The famous old Latin phrase was Carpe Diem! – “Seize the Day!” The ancient slogan was revived some years ago in the movie, Dead Poets Society, and was fashioned into a song in the Disney musical, Newsies.
The phrase “Seize the day!” is open to both a godless understanding and a Christian understanding. The ancient Greeks and Romans and a lot of people down to 2013 believe in seizing the day with a godless gusto which chants “eat, drink and be merry, for tomorrow we die.” Such people have no hope in the one, true, triune God. They desperately try to enjoy life while they can and then die and be done with it. If only they knew!
But there is sense in which our Christian faith also urges us to “seize the day.” Jesus underlined the urgency of His redemptive work for us, saying: “I must work the works of Him that sent Me while it is day. The night cometh when no man can work.” He also underlined the urgency of our own situation, saying: “Except ye repent, ye shall all likewise perish.”

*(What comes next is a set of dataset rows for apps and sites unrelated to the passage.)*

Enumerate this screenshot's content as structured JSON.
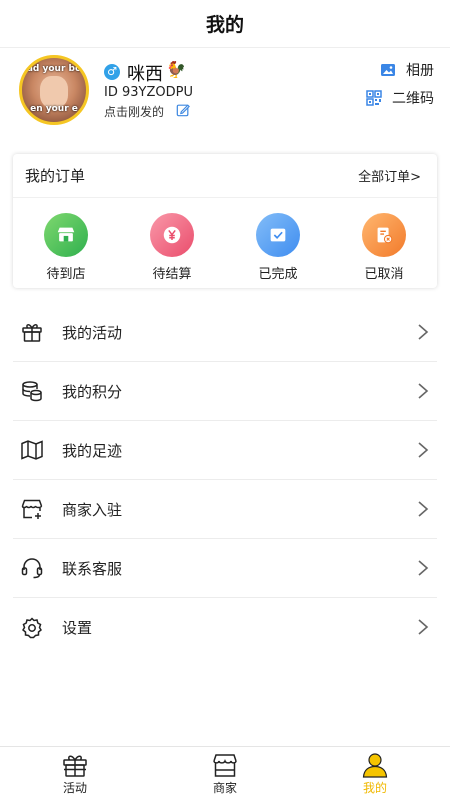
{
  "header": {
    "title": "我的"
  },
  "profile": {
    "avatar_caption_top": "ad your bo",
    "avatar_caption_bottom": "en your e",
    "gender_symbol": "♂",
    "nickname": "咪西",
    "nickname_emoji": "🐓",
    "user_id": "ID 93YZODPU",
    "signature": "点击刚发的",
    "album_label": "相册",
    "qrcode_label": "二维码"
  },
  "orders": {
    "title": "我的订单",
    "all_link": "全部订单>",
    "items": [
      {
        "label": "待到店",
        "icon": "store-icon",
        "color": "#3dbb57"
      },
      {
        "label": "待结算",
        "icon": "yen-icon",
        "color": "#ee5675"
      },
      {
        "label": "已完成",
        "icon": "check-card-icon",
        "color": "#4a93f1"
      },
      {
        "label": "已取消",
        "icon": "cancel-doc-icon",
        "color": "#f5843a"
      }
    ]
  },
  "menu": [
    {
      "label": "我的活动",
      "icon": "gift-icon"
    },
    {
      "label": "我的积分",
      "icon": "coins-icon"
    },
    {
      "label": "我的足迹",
      "icon": "map-icon"
    },
    {
      "label": "商家入驻",
      "icon": "shop-add-icon"
    },
    {
      "label": "联系客服",
      "icon": "headset-icon"
    },
    {
      "label": "设置",
      "icon": "gear-icon"
    }
  ],
  "tabbar": [
    {
      "label": "活动",
      "icon": "gift-icon",
      "active": false
    },
    {
      "label": "商家",
      "icon": "shop-icon",
      "active": false
    },
    {
      "label": "我的",
      "icon": "person-icon",
      "active": true
    }
  ],
  "colors": {
    "accent": "#f0b800",
    "avatar_border": "#f5c623",
    "gender": "#31a1e8"
  }
}
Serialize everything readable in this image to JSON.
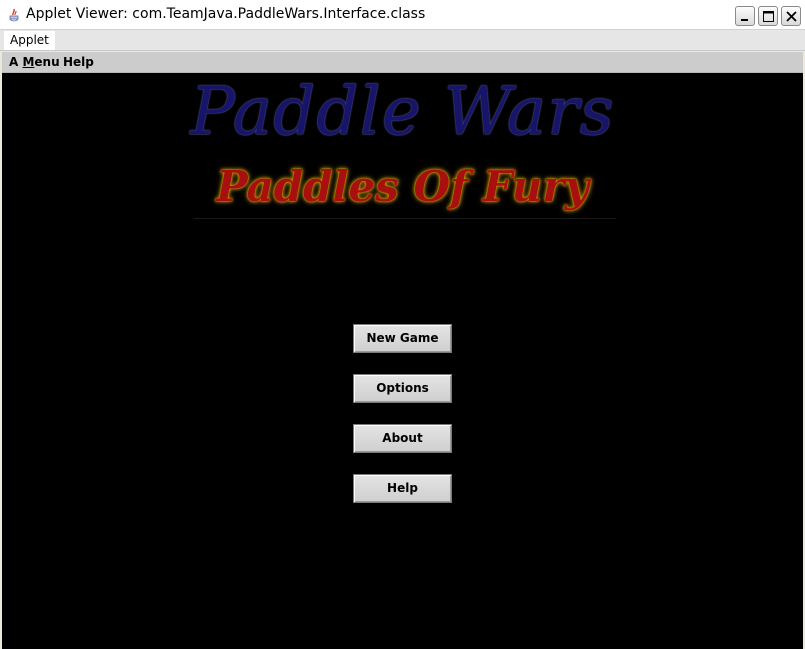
{
  "window": {
    "title": "Applet Viewer: com.TeamJava.PaddleWars.Interface.class"
  },
  "applet_tab": {
    "label": "Applet"
  },
  "menubar": {
    "items": [
      {
        "label_pre": "A ",
        "label_mnemonic": "M",
        "label_post": "enu"
      },
      {
        "label": "Help"
      }
    ]
  },
  "game": {
    "title": "Paddle Wars",
    "subtitle": "Paddles Of Fury",
    "buttons": {
      "new_game": "New Game",
      "options": "Options",
      "about": "About",
      "help": "Help"
    }
  },
  "colors": {
    "title": "#17156a",
    "subtitle": "#a81010",
    "subtitle_glow": "#d6a400",
    "background": "#000000"
  }
}
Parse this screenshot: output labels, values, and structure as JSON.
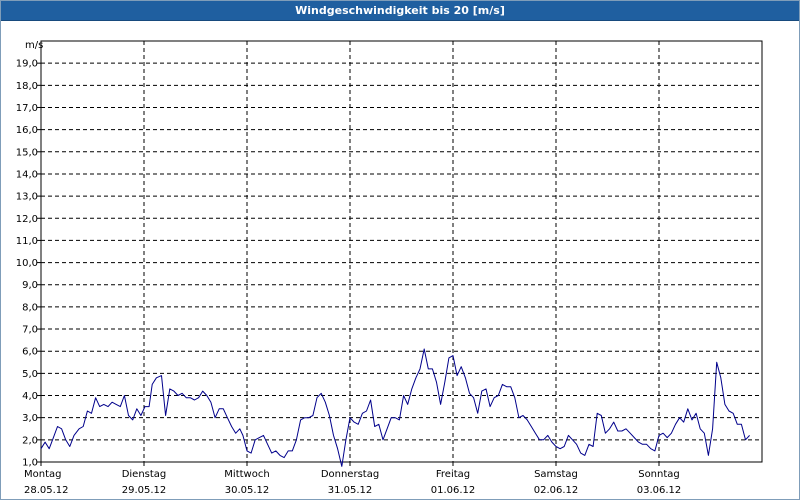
{
  "window": {
    "title": "Windgeschwindigkeit bis 20 [m/s]"
  },
  "chart_data": {
    "type": "line",
    "title": "Windgeschwindigkeit bis 20 [m/s]",
    "ylabel": "m/s",
    "ylim": [
      1,
      20
    ],
    "xlim": [
      0,
      7
    ],
    "yticks": [
      "1,0",
      "2,0",
      "3,0",
      "4,0",
      "5,0",
      "6,0",
      "7,0",
      "8,0",
      "9,0",
      "10,0",
      "11,0",
      "12,0",
      "13,0",
      "14,0",
      "15,0",
      "16,0",
      "17,0",
      "18,0",
      "19,0"
    ],
    "day_labels": [
      {
        "day": "Montag",
        "date": "28.05.12"
      },
      {
        "day": "Dienstag",
        "date": "29.05.12"
      },
      {
        "day": "Mittwoch",
        "date": "30.05.12"
      },
      {
        "day": "Donnerstag",
        "date": "31.05.12"
      },
      {
        "day": "Freitag",
        "date": "01.06.12"
      },
      {
        "day": "Samstag",
        "date": "02.06.12"
      },
      {
        "day": "Sonntag",
        "date": "03.06.12"
      }
    ],
    "grid": true,
    "line_color": "#00008b",
    "series": [
      {
        "x_unit": "days since Montag 00:00",
        "points": [
          [
            0.0,
            1.6
          ],
          [
            0.04,
            1.9
          ],
          [
            0.08,
            1.6
          ],
          [
            0.12,
            2.1
          ],
          [
            0.16,
            2.6
          ],
          [
            0.2,
            2.5
          ],
          [
            0.24,
            2.0
          ],
          [
            0.28,
            1.7
          ],
          [
            0.32,
            2.2
          ],
          [
            0.37,
            2.5
          ],
          [
            0.41,
            2.6
          ],
          [
            0.45,
            3.3
          ],
          [
            0.49,
            3.2
          ],
          [
            0.53,
            3.9
          ],
          [
            0.57,
            3.5
          ],
          [
            0.61,
            3.6
          ],
          [
            0.65,
            3.5
          ],
          [
            0.69,
            3.7
          ],
          [
            0.73,
            3.6
          ],
          [
            0.77,
            3.5
          ],
          [
            0.81,
            4.0
          ],
          [
            0.85,
            3.1
          ],
          [
            0.89,
            2.9
          ],
          [
            0.93,
            3.4
          ],
          [
            0.97,
            3.1
          ],
          [
            1.01,
            3.5
          ],
          [
            1.05,
            3.5
          ],
          [
            1.08,
            4.5
          ],
          [
            1.12,
            4.8
          ],
          [
            1.17,
            4.9
          ],
          [
            1.21,
            3.1
          ],
          [
            1.25,
            4.3
          ],
          [
            1.29,
            4.2
          ],
          [
            1.33,
            4.0
          ],
          [
            1.37,
            4.1
          ],
          [
            1.41,
            3.9
          ],
          [
            1.45,
            3.9
          ],
          [
            1.49,
            3.8
          ],
          [
            1.53,
            3.9
          ],
          [
            1.57,
            4.2
          ],
          [
            1.61,
            4.0
          ],
          [
            1.65,
            3.7
          ],
          [
            1.69,
            3.0
          ],
          [
            1.73,
            3.4
          ],
          [
            1.77,
            3.4
          ],
          [
            1.81,
            3.0
          ],
          [
            1.85,
            2.6
          ],
          [
            1.89,
            2.3
          ],
          [
            1.93,
            2.5
          ],
          [
            1.96,
            2.2
          ],
          [
            2.0,
            1.5
          ],
          [
            2.04,
            1.4
          ],
          [
            2.08,
            2.0
          ],
          [
            2.12,
            2.1
          ],
          [
            2.16,
            2.2
          ],
          [
            2.2,
            1.8
          ],
          [
            2.24,
            1.4
          ],
          [
            2.28,
            1.5
          ],
          [
            2.32,
            1.3
          ],
          [
            2.36,
            1.2
          ],
          [
            2.4,
            1.5
          ],
          [
            2.44,
            1.5
          ],
          [
            2.48,
            2.0
          ],
          [
            2.52,
            2.9
          ],
          [
            2.56,
            3.0
          ],
          [
            2.6,
            3.0
          ],
          [
            2.64,
            3.1
          ],
          [
            2.68,
            3.9
          ],
          [
            2.72,
            4.1
          ],
          [
            2.76,
            3.7
          ],
          [
            2.8,
            3.1
          ],
          [
            2.84,
            2.2
          ],
          [
            2.88,
            1.6
          ],
          [
            2.92,
            0.8
          ],
          [
            2.96,
            2.0
          ],
          [
            3.0,
            3.0
          ],
          [
            3.04,
            2.8
          ],
          [
            3.08,
            2.7
          ],
          [
            3.12,
            3.2
          ],
          [
            3.16,
            3.3
          ],
          [
            3.2,
            3.8
          ],
          [
            3.24,
            2.6
          ],
          [
            3.28,
            2.7
          ],
          [
            3.32,
            2.0
          ],
          [
            3.36,
            2.5
          ],
          [
            3.4,
            3.0
          ],
          [
            3.44,
            3.0
          ],
          [
            3.48,
            2.9
          ],
          [
            3.52,
            4.0
          ],
          [
            3.56,
            3.6
          ],
          [
            3.6,
            4.3
          ],
          [
            3.64,
            4.8
          ],
          [
            3.68,
            5.2
          ],
          [
            3.72,
            6.1
          ],
          [
            3.76,
            5.2
          ],
          [
            3.8,
            5.2
          ],
          [
            3.84,
            4.6
          ],
          [
            3.88,
            3.6
          ],
          [
            3.92,
            4.6
          ],
          [
            3.96,
            5.7
          ],
          [
            4.0,
            5.8
          ],
          [
            4.04,
            4.9
          ],
          [
            4.08,
            5.3
          ],
          [
            4.12,
            4.8
          ],
          [
            4.16,
            4.1
          ],
          [
            4.2,
            3.9
          ],
          [
            4.24,
            3.2
          ],
          [
            4.28,
            4.2
          ],
          [
            4.32,
            4.3
          ],
          [
            4.36,
            3.5
          ],
          [
            4.4,
            3.9
          ],
          [
            4.44,
            4.0
          ],
          [
            4.48,
            4.5
          ],
          [
            4.52,
            4.4
          ],
          [
            4.56,
            4.4
          ],
          [
            4.6,
            3.9
          ],
          [
            4.64,
            3.0
          ],
          [
            4.68,
            3.1
          ],
          [
            4.72,
            2.9
          ],
          [
            4.76,
            2.6
          ],
          [
            4.8,
            2.3
          ],
          [
            4.84,
            2.0
          ],
          [
            4.88,
            2.0
          ],
          [
            4.92,
            2.2
          ],
          [
            4.96,
            1.9
          ],
          [
            5.0,
            1.7
          ],
          [
            5.04,
            1.6
          ],
          [
            5.08,
            1.7
          ],
          [
            5.12,
            2.2
          ],
          [
            5.16,
            2.0
          ],
          [
            5.2,
            1.8
          ],
          [
            5.24,
            1.4
          ],
          [
            5.28,
            1.3
          ],
          [
            5.32,
            1.8
          ],
          [
            5.36,
            1.7
          ],
          [
            5.4,
            3.2
          ],
          [
            5.44,
            3.1
          ],
          [
            5.48,
            2.3
          ],
          [
            5.52,
            2.5
          ],
          [
            5.56,
            2.8
          ],
          [
            5.6,
            2.4
          ],
          [
            5.64,
            2.4
          ],
          [
            5.68,
            2.5
          ],
          [
            5.72,
            2.3
          ],
          [
            5.76,
            2.1
          ],
          [
            5.8,
            1.9
          ],
          [
            5.84,
            1.8
          ],
          [
            5.88,
            1.8
          ],
          [
            5.92,
            1.6
          ],
          [
            5.96,
            1.5
          ],
          [
            6.0,
            2.2
          ],
          [
            6.04,
            2.3
          ],
          [
            6.08,
            2.1
          ],
          [
            6.12,
            2.3
          ],
          [
            6.16,
            2.7
          ],
          [
            6.2,
            3.0
          ],
          [
            6.24,
            2.8
          ],
          [
            6.28,
            3.4
          ],
          [
            6.32,
            2.9
          ],
          [
            6.36,
            3.2
          ],
          [
            6.4,
            2.5
          ],
          [
            6.44,
            2.3
          ],
          [
            6.48,
            1.3
          ],
          [
            6.52,
            2.5
          ],
          [
            6.56,
            5.5
          ],
          [
            6.6,
            4.8
          ],
          [
            6.64,
            3.6
          ],
          [
            6.68,
            3.3
          ],
          [
            6.72,
            3.2
          ],
          [
            6.76,
            2.7
          ],
          [
            6.8,
            2.7
          ],
          [
            6.84,
            2.0
          ],
          [
            6.88,
            2.2
          ]
        ]
      }
    ]
  }
}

That’s why we Christians refer to our lifetime on this earth as our “time of grace,” our golden opportunity to be brought to faith in Christ through the Gospel in Word and Sacrament and to remain in that faith until death.
Grace has its deadlines. Every unexpected diagnosis of a deadly disease, every freak accident, every heart attack and stroke, every earthquake, hurricane, tornado, flood and fire preaches this to us.
But consider the longsuffering and patience of God. It is easy to focus on the judgments of God. We remember the worldwide flood of Noah’s day and imagine people banging on the door of the ark. But do we remember that before a single raindrop fell, God gave folks 120 years to mend their ways and sent Noah, a preacher of righteousness, to warn them?
We remember that Sodom and Gomorrah were incinerated by God. But do we remember how God gave them another chance, how Abraham prayed for them, how angels walked in the streets of Sodom before the bell tolled?
We remember that Joshua was told by God to exterminate the wicked Canaanites. But do we remember that God told Abraham that he was giving these nations 400 years to repent – nearly twice the age of our country?
Israel and Judah were carried off into captivity for their gross idolatry. But do we remember that for centuries before that, God sent His servants, the prophets, to warn about what was coming?
Jerusalem was finally leveled by the Romans in 70 A.D. But do we remember that 40 years earlier the Son of God Himself walked in their streets with the everlasting Gospel and they crucified Him?
It’s easy to act surprised when God’s judgments descend – and to forget the love, the patience, the longsuffering of God who does not want anyone to perish, but all to repent and to come to knowledge of the truth.
You and I are going to die. You and I are going to meet God. You and I want to be forever with Him who loved us even unto death and has washed us in His cleansing blood. In our Lord’s parable of the tenants in the vineyard – tenants who try the Lord’s patience – we are reminded that grace has its deadlines. God has graciously given each of us today. We do not know about tomorrow. Carpe Diem! Seize the day!